  • Glasgow – Women’s Library set to book into historic home – Evening Times. “The Glasgow Women’s Library which attracts visitors from around the world is moving to the city’s East End. It is switching to a historic building which opened more than 100 years ago to house the Bridgeton District Library. The move will be made next year following the completion of a new £10million community hub at the site of the local Olympia Theatre.”
  • Hampshire – Magazines now available for loan at county council libraries – Gazette.  “The county council says that since their introduction in April this year, there have been more than 13,000 items checked out, including titles such as Vogue, Empire, BBC Good Food, Lonely Planet, What Car? and Practical Photographer. Loans of orchestra sets and vocal scores, used by local orchestral and choral groups, have also increased this year.”

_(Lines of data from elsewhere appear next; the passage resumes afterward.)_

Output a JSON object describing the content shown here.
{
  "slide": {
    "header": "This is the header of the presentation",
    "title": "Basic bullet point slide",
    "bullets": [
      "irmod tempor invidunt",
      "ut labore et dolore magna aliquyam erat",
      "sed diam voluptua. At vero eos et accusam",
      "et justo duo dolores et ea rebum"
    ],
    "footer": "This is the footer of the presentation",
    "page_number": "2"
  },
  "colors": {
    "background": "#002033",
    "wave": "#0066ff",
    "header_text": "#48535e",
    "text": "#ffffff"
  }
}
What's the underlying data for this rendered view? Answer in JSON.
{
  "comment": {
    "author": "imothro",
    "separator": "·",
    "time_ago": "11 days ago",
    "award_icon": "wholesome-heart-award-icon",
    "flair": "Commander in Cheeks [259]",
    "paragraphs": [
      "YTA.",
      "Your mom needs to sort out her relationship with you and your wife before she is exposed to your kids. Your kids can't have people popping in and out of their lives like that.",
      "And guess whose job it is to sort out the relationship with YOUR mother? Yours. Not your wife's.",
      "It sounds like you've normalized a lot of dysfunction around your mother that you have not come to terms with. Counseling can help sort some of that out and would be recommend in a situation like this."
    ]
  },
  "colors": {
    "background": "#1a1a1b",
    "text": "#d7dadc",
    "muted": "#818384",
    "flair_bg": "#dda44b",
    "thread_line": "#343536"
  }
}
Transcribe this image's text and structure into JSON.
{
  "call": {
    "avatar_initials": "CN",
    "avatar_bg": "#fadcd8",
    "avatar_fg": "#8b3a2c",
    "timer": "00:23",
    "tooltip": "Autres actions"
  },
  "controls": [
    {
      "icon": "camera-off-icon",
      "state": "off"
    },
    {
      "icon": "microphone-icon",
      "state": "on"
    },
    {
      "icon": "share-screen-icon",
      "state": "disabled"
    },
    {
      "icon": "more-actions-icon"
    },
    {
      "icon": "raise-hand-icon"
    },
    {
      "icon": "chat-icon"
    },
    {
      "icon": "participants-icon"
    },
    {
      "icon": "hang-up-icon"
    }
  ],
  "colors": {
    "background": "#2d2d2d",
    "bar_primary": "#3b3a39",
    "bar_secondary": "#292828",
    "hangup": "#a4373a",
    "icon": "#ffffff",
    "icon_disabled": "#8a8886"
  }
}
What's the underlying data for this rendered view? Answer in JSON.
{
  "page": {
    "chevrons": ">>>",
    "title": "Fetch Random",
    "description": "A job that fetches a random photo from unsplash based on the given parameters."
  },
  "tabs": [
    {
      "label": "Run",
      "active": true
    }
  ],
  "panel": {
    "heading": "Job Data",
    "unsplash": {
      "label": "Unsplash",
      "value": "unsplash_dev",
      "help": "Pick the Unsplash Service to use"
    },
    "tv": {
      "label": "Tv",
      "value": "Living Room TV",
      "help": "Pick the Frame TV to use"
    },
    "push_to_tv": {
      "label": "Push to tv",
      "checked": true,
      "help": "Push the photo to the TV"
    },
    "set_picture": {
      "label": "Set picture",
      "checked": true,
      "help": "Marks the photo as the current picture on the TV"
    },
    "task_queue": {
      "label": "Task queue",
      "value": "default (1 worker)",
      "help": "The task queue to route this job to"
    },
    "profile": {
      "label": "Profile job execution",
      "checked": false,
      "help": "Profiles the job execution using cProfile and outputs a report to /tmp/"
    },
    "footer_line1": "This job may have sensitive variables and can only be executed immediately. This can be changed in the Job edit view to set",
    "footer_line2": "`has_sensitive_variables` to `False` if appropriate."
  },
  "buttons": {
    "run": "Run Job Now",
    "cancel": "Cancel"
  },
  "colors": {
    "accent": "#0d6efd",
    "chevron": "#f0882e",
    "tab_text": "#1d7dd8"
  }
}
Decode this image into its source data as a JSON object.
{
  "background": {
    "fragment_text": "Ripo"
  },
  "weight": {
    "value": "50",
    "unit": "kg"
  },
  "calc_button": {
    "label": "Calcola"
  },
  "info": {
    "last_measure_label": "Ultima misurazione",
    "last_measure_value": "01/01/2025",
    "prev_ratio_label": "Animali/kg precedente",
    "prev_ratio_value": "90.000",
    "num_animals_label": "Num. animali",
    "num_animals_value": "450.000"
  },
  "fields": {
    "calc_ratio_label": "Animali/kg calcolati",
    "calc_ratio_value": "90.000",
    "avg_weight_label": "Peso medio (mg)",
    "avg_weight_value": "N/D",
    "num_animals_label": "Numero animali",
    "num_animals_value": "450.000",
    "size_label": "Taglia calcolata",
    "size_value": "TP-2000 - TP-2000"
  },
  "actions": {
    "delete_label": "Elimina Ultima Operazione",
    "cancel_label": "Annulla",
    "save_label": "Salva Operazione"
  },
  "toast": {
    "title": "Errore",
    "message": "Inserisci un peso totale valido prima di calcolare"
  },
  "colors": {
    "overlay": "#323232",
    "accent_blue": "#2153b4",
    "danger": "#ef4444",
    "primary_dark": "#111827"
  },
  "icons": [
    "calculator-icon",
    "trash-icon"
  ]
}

  • Suffolk – Are Suffolk’s libraries really “close to breaking point”? – James Hargrave’s Blog.  Questions accusations of stress in Suffolk Libraries and notes link to a “Left Socialist” blog.  Points out that problems mentioned are hangovers from when service was run by Suffolk Council, not the new Industrial and Provident Society … “The IPS needs to sort out the buildings issues as well as staffing structures and fix the new library system it inherited. I would suggest that all of us who want to see Suffolk’s libraries succeed get behind them and help make the IPS a success. It is s still a publicly funded service accountable to the people of Suffolk and the County Council. “